After many years running WordPress, I have finally given up. I really don’t need a server running some kind of content management software. Comments get overrun with spam. The entire LAMP stack (or FAMP, in my case) has to be maintained, and for what? All I’m really doing is blogging some text.
For starters, here’s a list of the technologies I’m using and how. My next post will probably be the big, fat, post on absolutely everything you need to do to go from WordPress on a server to serverless S3 and CloudFront.
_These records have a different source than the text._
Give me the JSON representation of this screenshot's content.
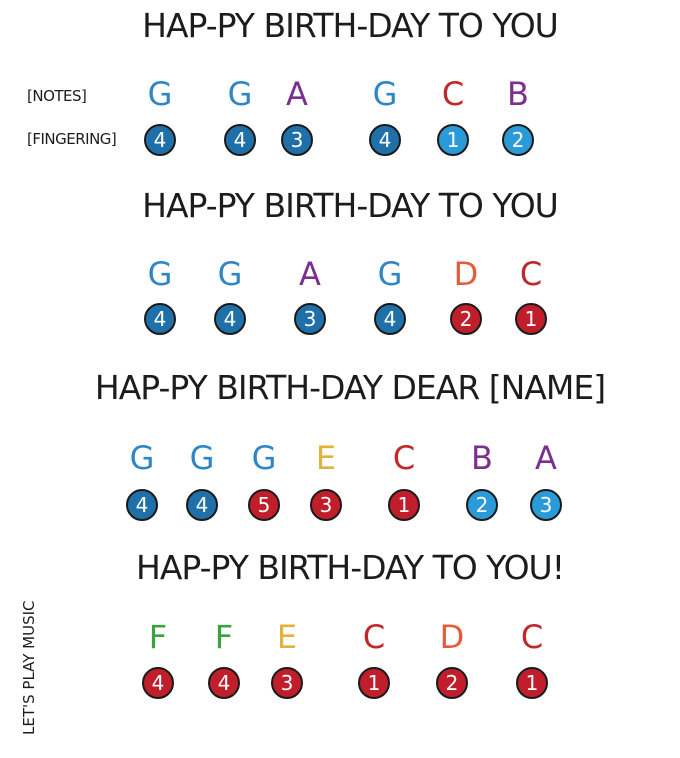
{
  "labels": {
    "notes": "[NOTES]",
    "fingering": "[FINGERING]"
  },
  "side_text": "LET'S PLAY MUSIC",
  "colors": {
    "G": "#2f86c6",
    "A": "#7b2f8e",
    "C": "#c0282a",
    "B": "#7b2f8e",
    "D": "#e45c3a",
    "E": "#e0b43c",
    "F": "#3ba23b",
    "finger_blue": "#1f6fa8",
    "finger_light_blue": "#2b9ad8",
    "finger_red": "#c01e2a"
  },
  "lines": [
    {
      "lyric": "HAP-PY BIRTH-DAY TO YOU",
      "notes": [
        "G",
        "G",
        "A",
        "G",
        "C",
        "B"
      ],
      "fingers": [
        {
          "n": "4",
          "c": "finger_blue"
        },
        {
          "n": "4",
          "c": "finger_blue"
        },
        {
          "n": "3",
          "c": "finger_blue"
        },
        {
          "n": "4",
          "c": "finger_blue"
        },
        {
          "n": "1",
          "c": "finger_light_blue"
        },
        {
          "n": "2",
          "c": "finger_light_blue"
        }
      ]
    },
    {
      "lyric": "HAP-PY BIRTH-DAY TO YOU",
      "notes": [
        "G",
        "G",
        "A",
        "G",
        "D",
        "C"
      ],
      "fingers": [
        {
          "n": "4",
          "c": "finger_blue"
        },
        {
          "n": "4",
          "c": "finger_blue"
        },
        {
          "n": "3",
          "c": "finger_blue"
        },
        {
          "n": "4",
          "c": "finger_blue"
        },
        {
          "n": "2",
          "c": "finger_red"
        },
        {
          "n": "1",
          "c": "finger_red"
        }
      ]
    },
    {
      "lyric": "HAP-PY BIRTH-DAY DEAR [NAME]",
      "notes": [
        "G",
        "G",
        "G",
        "E",
        "C",
        "B",
        "A"
      ],
      "fingers": [
        {
          "n": "4",
          "c": "finger_blue"
        },
        {
          "n": "4",
          "c": "finger_blue"
        },
        {
          "n": "5",
          "c": "finger_red"
        },
        {
          "n": "3",
          "c": "finger_red"
        },
        {
          "n": "1",
          "c": "finger_red"
        },
        {
          "n": "2",
          "c": "finger_light_blue"
        },
        {
          "n": "3",
          "c": "finger_light_blue"
        }
      ]
    },
    {
      "lyric": "HAP-PY BIRTH-DAY TO YOU!",
      "notes": [
        "F",
        "F",
        "E",
        "C",
        "D",
        "C"
      ],
      "fingers": [
        {
          "n": "4",
          "c": "finger_red"
        },
        {
          "n": "4",
          "c": "finger_red"
        },
        {
          "n": "3",
          "c": "finger_red"
        },
        {
          "n": "1",
          "c": "finger_red"
        },
        {
          "n": "2",
          "c": "finger_red"
        },
        {
          "n": "1",
          "c": "finger_red"
        }
      ]
    }
  ]
}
Hugo is a web template system that will take ordinary markdown documents, apply a whole lot of templates and logic, and ultimately produce a lot of HTML files, which are suitable for hosting on a web site. There’s no database (e.g., MySQL) and no content management system (e.g., WordPress, Drupal). There are a few things you lose by doing this (search becomes a lot harder, uploading images and changing their size and such is harder). There are a bunch of other things that are really nice about this approach: I don’t run any web servers. There’s nothing to “hack”. And since I use some cloud services, there’s no worry about my server being overwhelmed if I get highlighted on Reddit or Twitter or something.
Making Hugo work depends on a few things.
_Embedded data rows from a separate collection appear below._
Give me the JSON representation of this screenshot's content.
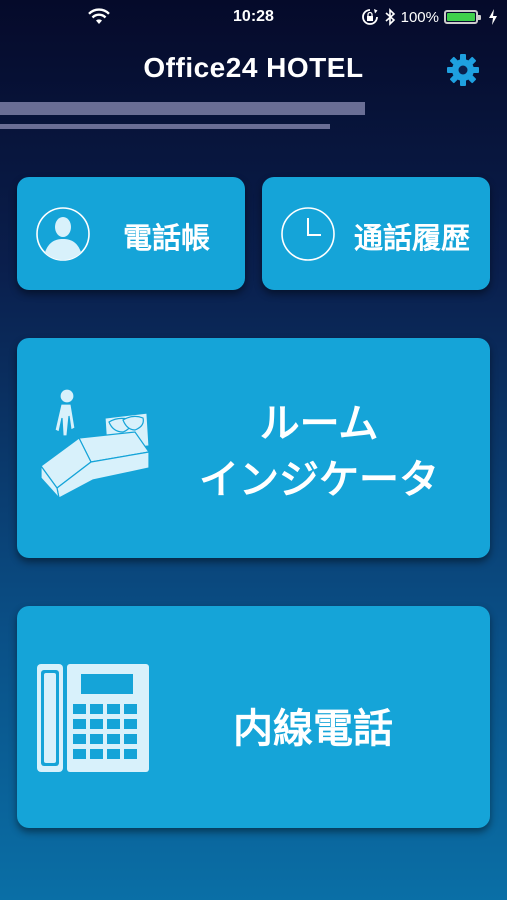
{
  "status_bar": {
    "time": "10:28",
    "battery_percent": "100%",
    "battery_level": 1.0,
    "icons": [
      "wifi-icon",
      "rotation-lock-icon",
      "bluetooth-icon",
      "battery-icon",
      "charging-icon"
    ]
  },
  "header": {
    "title": "Office24 HOTEL",
    "settings_icon": "gear-icon"
  },
  "menu": {
    "phonebook": {
      "label": "電話帳",
      "icon": "person-icon"
    },
    "call_history": {
      "label": "通話履歴",
      "icon": "clock-icon"
    },
    "room_indicator": {
      "label_line1": "ルーム",
      "label_line2": "インジケータ",
      "icon": "bed-icon"
    },
    "extension_phone": {
      "label": "内線電話",
      "icon": "desk-phone-icon"
    }
  },
  "colors": {
    "tile": "#15a4d8",
    "accent_gear": "#1ea0e0",
    "battery": "#3fd14c"
  }
}
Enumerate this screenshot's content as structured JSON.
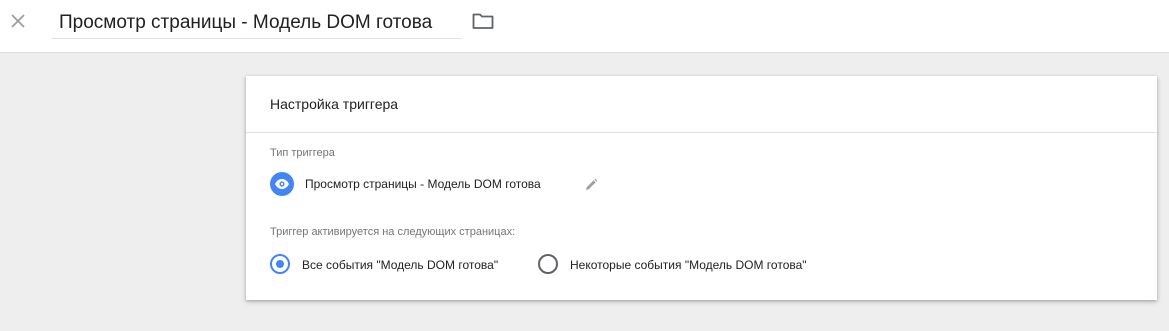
{
  "header": {
    "title": "Просмотр страницы - Модель DOM готова"
  },
  "card": {
    "title": "Настройка триггера",
    "trigger_type_label": "Тип триггера",
    "trigger_type_value": "Просмотр страницы - Модель DOM готова",
    "fires_on_label": "Триггер активируется на следующих страницах:",
    "options": [
      {
        "label": "Все события \"Модель DOM готова\"",
        "selected": true
      },
      {
        "label": "Некоторые события \"Модель DOM готова\"",
        "selected": false
      }
    ]
  },
  "colors": {
    "accent": "#4285f4",
    "background": "#eeeeee"
  },
  "icons": {
    "close": "close-icon",
    "folder": "folder-icon",
    "eye": "eye-icon",
    "edit": "pencil-icon"
  }
}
You need a theme to get Hugo to render your blog post. There are many available at Hugo Themes. You won’t be able to use any of them out of the box. They all require customisation.
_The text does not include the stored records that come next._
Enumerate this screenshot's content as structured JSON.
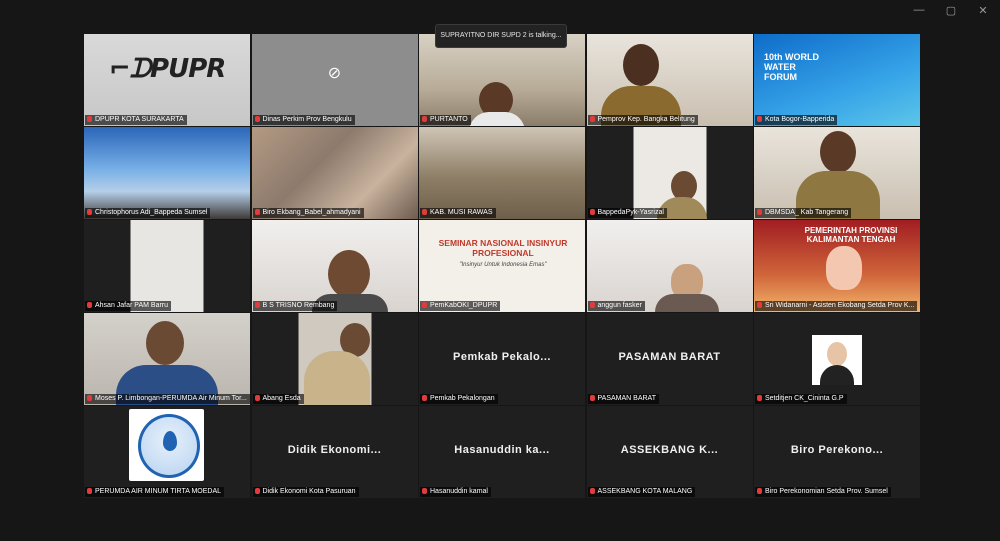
{
  "window": {
    "minimize": "—",
    "maximize": "▢",
    "close": "✕"
  },
  "speaker_banner": "SUPRAYITNO DIR SUPD 2 is talking...",
  "tiles": [
    {
      "name": "DPUPR KOTA SURAKARTA",
      "logo_text": "DPUPR"
    },
    {
      "name": "Dinas Perkim Prov Bengkulu",
      "camera": "camera-off-icon"
    },
    {
      "name": "PURTANTO"
    },
    {
      "name": "Pemprov Kep. Bangka Belitung"
    },
    {
      "name": "Kota Bogor-Bapperida",
      "slide_text": "10th WORLD WATER FORUM"
    },
    {
      "name": "Christophorus Adi_Bappeda Sumsel"
    },
    {
      "name": "Biro Ekbang_Babel_ahmadyani"
    },
    {
      "name": "KAB. MUSI RAWAS"
    },
    {
      "name": "BappedaPyk-Yasrizal"
    },
    {
      "name": "DBMSDA_ Kab Tangerang"
    },
    {
      "name": "Ahsan Jafar PAM Barru"
    },
    {
      "name": "B S TRISNO Rembang"
    },
    {
      "name": "PemKabOKI_DPUPR",
      "slide_title": "SEMINAR NASIONAL INSINYUR PROFESIONAL",
      "slide_sub": "\"Insinyur Untuk Indonesia Emas\""
    },
    {
      "name": "anggun fasker"
    },
    {
      "name": "Sri Widanarni - Asisten Ekobang Setda Prov K...",
      "slide_title": "PEMERINTAH PROVINSI KALIMANTAN TENGAH"
    },
    {
      "name": "Moses P. Limbongan-PERUMDA Air Minum Tor..."
    },
    {
      "name": "Abang Esda"
    },
    {
      "name": "Pemkab Pekalongan",
      "big": "Pemkab Pekalo..."
    },
    {
      "name": "PASAMAN BARAT",
      "big": "PASAMAN BARAT"
    },
    {
      "name": "Setditjen CK_Cininta G.P"
    },
    {
      "name": "PERUMDA AIR MINUM TIRTA MOEDAL",
      "logo_text": "Tirta Moedal"
    },
    {
      "name": "Didik Ekonomi Kota Pasuruan",
      "big": "Didik Ekonomi..."
    },
    {
      "name": "Hasanuddin kamal",
      "big": "Hasanuddin ka..."
    },
    {
      "name": "ASSEKBANG KOTA MALANG",
      "big": "ASSEKBANG K..."
    },
    {
      "name": "Biro Perekonomian Setda Prov. Sumsel",
      "big": "Biro Perekono..."
    }
  ]
}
Hugo is written in Go, which is a programming language. To get Hugo to do its thing, you’ll need the Go language and runtime. That’s no big deal. It’s free. But if yuo were thinking you were just gonna pay $0.17/month for your blog and not do anything difficult, this might be a big hurdle. Installing Go is no harder than installing python, NodeJS, or Ruby. But if that sentence sounded like complete gobbledygook to you, then this might not be the solution for you.
There’s a lot of AWS services I use. None of them are expensive, but each does some important part.
If you haven’t used AWS before, you’ll need to sign up for an account.
Although assets are stored in S3, they can’t be served to your web browser that way. (Ok, well, they could, but I’m ignoring that). So CloudFront runs the web servers, has my HTTPS web site certificates, and it sends your web browser the web page when you ask for it.
There’s a bunch of other AWS services we will use: Route 53, Amazon Certificate Manager, and Lambda at the Edge before we’re done.
I actually store the markdown source files in a repository on GitHub. This lets me have version control of my blog post files and it’s nice, safe, secure online storage. I edit on my local laptop, like you would edit code. And when I’m happy with how it looks, I commit it and push it to GitHub.
Virtually any modern easy-to-use Hugo theme is gonna pull in bootstrap. If you want to make some basic adjustments to the look-and-feel of your pages (e.g., centering text, changing font sizes, laying out things), you need to go ahead and learn some Bootstrap.
I find I end up learning Font Awesome so that I can put cute icons in the right places, like the mastodon icon: which I do with a bit of code like:
<i class=“fab fa-mastodon mr-3”></i>
But it’s not just Font Awesome that you have to learn. Often you want some nice font, like Roboto, which I use. And it’s important to know how to download them and serve them. Or, if you don’t care about your readers’ privacy, you need to know how to incorporate them from Google, and grant Google access to surveil all your blog’s readers.